The government claimed that unsubstantiated media reports and internal file notings ‘projected in a selective manner’ cannot be the basis for review petitions.
The Centre on Saturday told the Supreme Court that the decision of the Prime Minister’s Office to monitor the Rafale jet deal cannot be construed as interference, Live Law reported. The government made this contention in its affidavits filed in the court against review petitions seeking an inquiry into the defence agreement.
The Ministry of Defence said the December 14, 2018, judgement of the Supreme Court that had dismissed all petitions seeking an inquiry into the government’s procurement of the Rafale fighter jets was correct. The government reasoned that unsubstantiated media reports or internal file notings “deliberately projected in a selective manner” should not be the basis for review pleas.
The petitions seeking a review into the December verdict rely on information in media reports published in February. In March, the Centre had asked for the petitions to be dismissed, claiming they were based on “secret files” accessed from the Defence Ministry. However, a three-judge bench of the Supreme Court on April 10 unanimously dismissed the Centre’s objections to the review petitions.
In its affidavit filed on Saturday, the Centre claimed that the court’s April 10 decision allowing the petitioners to reinforce their case with the secret file notings “could lead to the revelation of all closely guarded state secrets relating to space, nuclear installations, strategic defence capabilities, operational deployment of forces, intelligence resources in the country and outside, counter-terrorism and counter insurgency measures etc”. The government said such disclosures “will have grave repercussions on the very existence of the Indian state”, and urged the top court to dismiss the review pleas right away, reported News18.
The review petitions had cited ministry documents revealed by media reports – mainly those published in The Hindu – in February. During the hearings, the government claimed that these were privileged and secret official files, and publishing them is illegal and a threat to security. The government said the disclosure of such details is exempted even by the Right to Information Act and breaches the Section 123 of the Indian Evidence Act.

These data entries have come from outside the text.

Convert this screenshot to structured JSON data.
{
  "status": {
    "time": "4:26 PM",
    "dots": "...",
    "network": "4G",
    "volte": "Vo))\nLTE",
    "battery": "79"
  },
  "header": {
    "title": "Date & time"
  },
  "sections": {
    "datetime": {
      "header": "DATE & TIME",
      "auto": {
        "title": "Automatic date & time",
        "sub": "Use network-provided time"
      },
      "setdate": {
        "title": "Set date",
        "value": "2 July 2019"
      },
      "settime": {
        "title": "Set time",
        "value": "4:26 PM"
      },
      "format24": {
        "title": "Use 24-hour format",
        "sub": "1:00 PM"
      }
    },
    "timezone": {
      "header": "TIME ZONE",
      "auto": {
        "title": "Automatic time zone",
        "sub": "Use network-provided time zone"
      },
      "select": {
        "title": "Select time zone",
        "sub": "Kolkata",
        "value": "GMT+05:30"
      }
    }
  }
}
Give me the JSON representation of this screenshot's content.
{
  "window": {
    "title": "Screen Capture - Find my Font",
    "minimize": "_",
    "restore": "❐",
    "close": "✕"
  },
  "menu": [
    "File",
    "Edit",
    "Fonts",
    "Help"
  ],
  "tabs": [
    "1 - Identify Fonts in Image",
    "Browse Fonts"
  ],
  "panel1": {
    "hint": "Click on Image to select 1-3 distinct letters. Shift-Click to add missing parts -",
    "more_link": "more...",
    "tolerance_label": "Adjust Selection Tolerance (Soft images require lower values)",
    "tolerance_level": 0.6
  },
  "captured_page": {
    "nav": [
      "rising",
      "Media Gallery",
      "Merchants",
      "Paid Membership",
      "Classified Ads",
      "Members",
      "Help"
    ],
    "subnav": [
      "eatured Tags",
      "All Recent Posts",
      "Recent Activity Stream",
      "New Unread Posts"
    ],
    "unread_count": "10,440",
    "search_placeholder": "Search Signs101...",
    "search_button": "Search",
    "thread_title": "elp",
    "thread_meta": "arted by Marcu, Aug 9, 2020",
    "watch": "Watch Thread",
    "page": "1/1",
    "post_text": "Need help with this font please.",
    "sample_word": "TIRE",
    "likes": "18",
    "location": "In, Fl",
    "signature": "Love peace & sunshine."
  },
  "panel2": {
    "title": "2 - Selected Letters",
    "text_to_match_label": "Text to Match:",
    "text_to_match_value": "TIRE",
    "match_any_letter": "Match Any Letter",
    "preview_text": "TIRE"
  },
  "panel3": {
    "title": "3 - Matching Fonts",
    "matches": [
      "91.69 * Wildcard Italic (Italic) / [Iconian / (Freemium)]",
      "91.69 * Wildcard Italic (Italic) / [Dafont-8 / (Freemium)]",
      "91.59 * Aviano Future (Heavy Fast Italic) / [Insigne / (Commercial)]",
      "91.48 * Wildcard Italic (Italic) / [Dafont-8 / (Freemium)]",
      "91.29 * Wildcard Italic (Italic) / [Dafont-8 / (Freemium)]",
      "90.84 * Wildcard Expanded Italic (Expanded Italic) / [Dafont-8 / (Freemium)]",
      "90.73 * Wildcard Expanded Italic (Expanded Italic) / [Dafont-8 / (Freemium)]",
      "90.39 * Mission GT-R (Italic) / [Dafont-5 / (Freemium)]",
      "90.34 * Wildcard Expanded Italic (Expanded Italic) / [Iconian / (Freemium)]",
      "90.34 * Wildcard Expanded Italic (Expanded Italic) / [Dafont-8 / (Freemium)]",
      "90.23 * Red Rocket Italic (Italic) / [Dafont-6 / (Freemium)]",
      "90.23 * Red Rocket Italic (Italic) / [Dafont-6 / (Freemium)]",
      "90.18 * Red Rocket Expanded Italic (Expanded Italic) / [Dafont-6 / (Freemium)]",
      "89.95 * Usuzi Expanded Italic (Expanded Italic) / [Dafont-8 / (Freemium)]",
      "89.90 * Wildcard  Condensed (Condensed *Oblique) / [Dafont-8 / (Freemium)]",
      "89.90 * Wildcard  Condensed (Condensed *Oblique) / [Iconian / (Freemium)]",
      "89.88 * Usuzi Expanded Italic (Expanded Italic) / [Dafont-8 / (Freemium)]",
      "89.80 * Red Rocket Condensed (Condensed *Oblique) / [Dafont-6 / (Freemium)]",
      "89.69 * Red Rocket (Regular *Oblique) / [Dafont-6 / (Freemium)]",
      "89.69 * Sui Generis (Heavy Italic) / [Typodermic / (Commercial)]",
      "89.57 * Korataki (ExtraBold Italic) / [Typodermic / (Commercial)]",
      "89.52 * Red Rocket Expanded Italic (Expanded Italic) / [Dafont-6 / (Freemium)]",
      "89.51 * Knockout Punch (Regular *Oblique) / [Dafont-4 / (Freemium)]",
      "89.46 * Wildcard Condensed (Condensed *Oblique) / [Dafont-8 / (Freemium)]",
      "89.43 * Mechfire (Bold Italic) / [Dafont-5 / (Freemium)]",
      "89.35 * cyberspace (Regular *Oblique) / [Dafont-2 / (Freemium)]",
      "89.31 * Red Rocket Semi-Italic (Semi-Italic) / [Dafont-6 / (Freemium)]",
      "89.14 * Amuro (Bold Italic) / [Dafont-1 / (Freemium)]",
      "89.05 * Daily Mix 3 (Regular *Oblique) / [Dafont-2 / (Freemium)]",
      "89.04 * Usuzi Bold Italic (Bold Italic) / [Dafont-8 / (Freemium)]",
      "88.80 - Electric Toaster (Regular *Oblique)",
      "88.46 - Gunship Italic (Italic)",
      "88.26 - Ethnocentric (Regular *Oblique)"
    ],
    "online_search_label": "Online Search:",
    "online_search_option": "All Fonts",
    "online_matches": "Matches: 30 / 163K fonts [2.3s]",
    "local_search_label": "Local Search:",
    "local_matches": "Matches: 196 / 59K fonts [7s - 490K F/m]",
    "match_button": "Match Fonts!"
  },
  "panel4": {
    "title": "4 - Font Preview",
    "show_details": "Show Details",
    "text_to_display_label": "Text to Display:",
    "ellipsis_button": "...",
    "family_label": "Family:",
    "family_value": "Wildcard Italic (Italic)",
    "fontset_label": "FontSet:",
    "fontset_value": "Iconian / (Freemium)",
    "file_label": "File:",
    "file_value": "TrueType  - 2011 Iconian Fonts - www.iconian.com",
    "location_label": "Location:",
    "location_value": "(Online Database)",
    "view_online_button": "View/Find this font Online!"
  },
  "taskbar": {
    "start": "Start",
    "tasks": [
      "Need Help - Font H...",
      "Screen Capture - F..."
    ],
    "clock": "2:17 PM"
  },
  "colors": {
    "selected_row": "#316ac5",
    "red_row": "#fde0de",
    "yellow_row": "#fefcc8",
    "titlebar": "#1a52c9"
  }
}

The Congress and other Opposition parties have consistently alleged of corruption in the Rafale deal signed by Narendra Modi’s government. Congress chief Rahul Gandhi has brought up the matter multiple times, including in recent rallies ahead of the upcoming elections. He has called the deal a “blatant case of corruption”.